# TASK TO CARRY OUT
Whatever the records hold, copy it exactly and completely.

RECORDS PROVIDED Block Start

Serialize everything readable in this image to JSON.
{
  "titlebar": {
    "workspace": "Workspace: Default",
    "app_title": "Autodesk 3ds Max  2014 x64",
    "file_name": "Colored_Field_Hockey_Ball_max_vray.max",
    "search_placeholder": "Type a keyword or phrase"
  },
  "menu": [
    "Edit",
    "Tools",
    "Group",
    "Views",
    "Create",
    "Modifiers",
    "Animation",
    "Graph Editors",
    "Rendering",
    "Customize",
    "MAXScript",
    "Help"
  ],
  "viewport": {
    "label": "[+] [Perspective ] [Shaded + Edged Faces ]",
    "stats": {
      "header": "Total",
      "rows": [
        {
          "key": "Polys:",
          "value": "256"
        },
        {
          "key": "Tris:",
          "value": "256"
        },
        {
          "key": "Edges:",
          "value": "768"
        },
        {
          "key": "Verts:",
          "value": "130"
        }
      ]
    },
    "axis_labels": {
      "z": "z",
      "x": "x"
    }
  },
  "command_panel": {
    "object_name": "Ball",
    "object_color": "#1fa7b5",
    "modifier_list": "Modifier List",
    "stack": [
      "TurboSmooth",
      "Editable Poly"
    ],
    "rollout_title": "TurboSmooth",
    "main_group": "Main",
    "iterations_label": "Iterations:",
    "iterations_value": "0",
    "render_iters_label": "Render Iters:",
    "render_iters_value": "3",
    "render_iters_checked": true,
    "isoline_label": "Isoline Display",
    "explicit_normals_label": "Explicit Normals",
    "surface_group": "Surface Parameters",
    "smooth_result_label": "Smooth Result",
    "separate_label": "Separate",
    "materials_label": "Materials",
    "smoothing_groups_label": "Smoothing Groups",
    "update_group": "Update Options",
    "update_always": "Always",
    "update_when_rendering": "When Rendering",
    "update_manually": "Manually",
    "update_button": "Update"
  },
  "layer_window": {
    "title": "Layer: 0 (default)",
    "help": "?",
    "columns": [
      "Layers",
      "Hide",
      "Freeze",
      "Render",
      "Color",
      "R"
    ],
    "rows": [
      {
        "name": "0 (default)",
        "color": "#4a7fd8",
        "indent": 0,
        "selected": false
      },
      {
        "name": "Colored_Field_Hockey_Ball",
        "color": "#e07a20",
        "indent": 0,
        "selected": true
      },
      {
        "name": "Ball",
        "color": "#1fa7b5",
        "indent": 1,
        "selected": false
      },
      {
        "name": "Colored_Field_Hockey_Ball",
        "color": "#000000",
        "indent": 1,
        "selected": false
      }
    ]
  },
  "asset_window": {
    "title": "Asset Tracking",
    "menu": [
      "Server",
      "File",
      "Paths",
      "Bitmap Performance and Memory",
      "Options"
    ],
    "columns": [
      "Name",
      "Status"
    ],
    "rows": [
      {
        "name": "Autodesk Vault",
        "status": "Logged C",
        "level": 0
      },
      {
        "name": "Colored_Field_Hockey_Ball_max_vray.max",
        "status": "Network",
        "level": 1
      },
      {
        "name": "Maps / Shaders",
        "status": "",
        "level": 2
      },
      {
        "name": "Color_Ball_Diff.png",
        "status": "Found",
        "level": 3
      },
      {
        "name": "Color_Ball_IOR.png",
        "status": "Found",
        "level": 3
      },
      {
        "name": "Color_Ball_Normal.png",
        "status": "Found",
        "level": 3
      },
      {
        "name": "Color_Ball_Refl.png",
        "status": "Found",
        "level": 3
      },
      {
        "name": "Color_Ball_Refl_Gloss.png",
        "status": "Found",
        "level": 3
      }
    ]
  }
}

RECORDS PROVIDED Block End

# EXPECTED ANSWER
Serialize everything readable in this image to JSON.
{
  "titlebar": {
    "workspace": "Workspace: Default",
    "app_title": "Autodesk 3ds Max  2014 x64",
    "file_name": "Colored_Field_Hockey_Ball_max_vray.max",
    "search_placeholder": "Type a keyword or phrase"
  },
  "menu": [
    "Edit",
    "Tools",
    "Group",
    "Views",
    "Create",
    "Modifiers",
    "Animation",
    "Graph Editors",
    "Rendering",
    "Customize",
    "MAXScript",
    "Help"
  ],
  "viewport": {
    "label": "[+] [Perspective ] [Shaded + Edged Faces ]",
    "stats": {
      "header": "Total",
      "rows": [
        {
          "key": "Polys:",
          "value": "256"
        },
        {
          "key": "Tris:",
          "value": "256"
        },
        {
          "key": "Edges:",
          "value": "768"
        },
        {
          "key": "Verts:",
          "value": "130"
        }
      ]
    },
    "axis_labels": {
      "z": "z",
      "x": "x"
    }
  },
  "command_panel": {
    "object_name": "Ball",
    "object_color": "#1fa7b5",
    "modifier_list": "Modifier List",
    "stack": [
      "TurboSmooth",
      "Editable Poly"
    ],
    "rollout_title": "TurboSmooth",
    "main_group": "Main",
    "iterations_label": "Iterations:",
    "iterations_value": "0",
    "render_iters_label": "Render Iters:",
    "render_iters_value": "3",
    "render_iters_checked": true,
    "isoline_label": "Isoline Display",
    "explicit_normals_label": "Explicit Normals",
    "surface_group": "Surface Parameters",
    "smooth_result_label": "Smooth Result",
    "separate_label": "Separate",
    "materials_label": "Materials",
    "smoothing_groups_label": "Smoothing Groups",
    "update_group": "Update Options",
    "update_always": "Always",
    "update_when_rendering": "When Rendering",
    "update_manually": "Manually",
    "update_button": "Update"
  },
  "layer_window": {
    "title": "Layer: 0 (default)",
    "help": "?",
    "columns": [
      "Layers",
      "Hide",
      "Freeze",
      "Render",
      "Color",
      "R"
    ],
    "rows": [
      {
        "name": "0 (default)",
        "color": "#4a7fd8",
        "indent": 0,
        "selected": false
      },
      {
        "name": "Colored_Field_Hockey_Ball",
        "color": "#e07a20",
        "indent": 0,
        "selected": true
      },
      {
        "name": "Ball",
        "color": "#1fa7b5",
        "indent": 1,
        "selected": false
      },
      {
        "name": "Colored_Field_Hockey_Ball",
        "color": "#000000",
        "indent": 1,
        "selected": false
      }
    ]
  },
  "asset_window": {
    "title": "Asset Tracking",
    "menu": [
      "Server",
      "File",
      "Paths",
      "Bitmap Performance and Memory",
      "Options"
    ],
    "columns": [
      "Name",
      "Status"
    ],
    "rows": [
      {
        "name": "Autodesk Vault",
        "status": "Logged C",
        "level": 0
      },
      {
        "name": "Colored_Field_Hockey_Ball_max_vray.max",
        "status": "Network",
        "level": 1
      },
      {
        "name": "Maps / Shaders",
        "status": "",
        "level": 2
      },
      {
        "name": "Color_Ball_Diff.png",
        "status": "Found",
        "level": 3
      },
      {
        "name": "Color_Ball_IOR.png",
        "status": "Found",
        "level": 3
      },
      {
        "name": "Color_Ball_Normal.png",
        "status": "Found",
        "level": 3
      },
      {
        "name": "Color_Ball_Refl.png",
        "status": "Found",
        "level": 3
      },
      {
        "name": "Color_Ball_Refl_Gloss.png",
        "status": "Found",
        "level": 3
      }
    ]
  }
}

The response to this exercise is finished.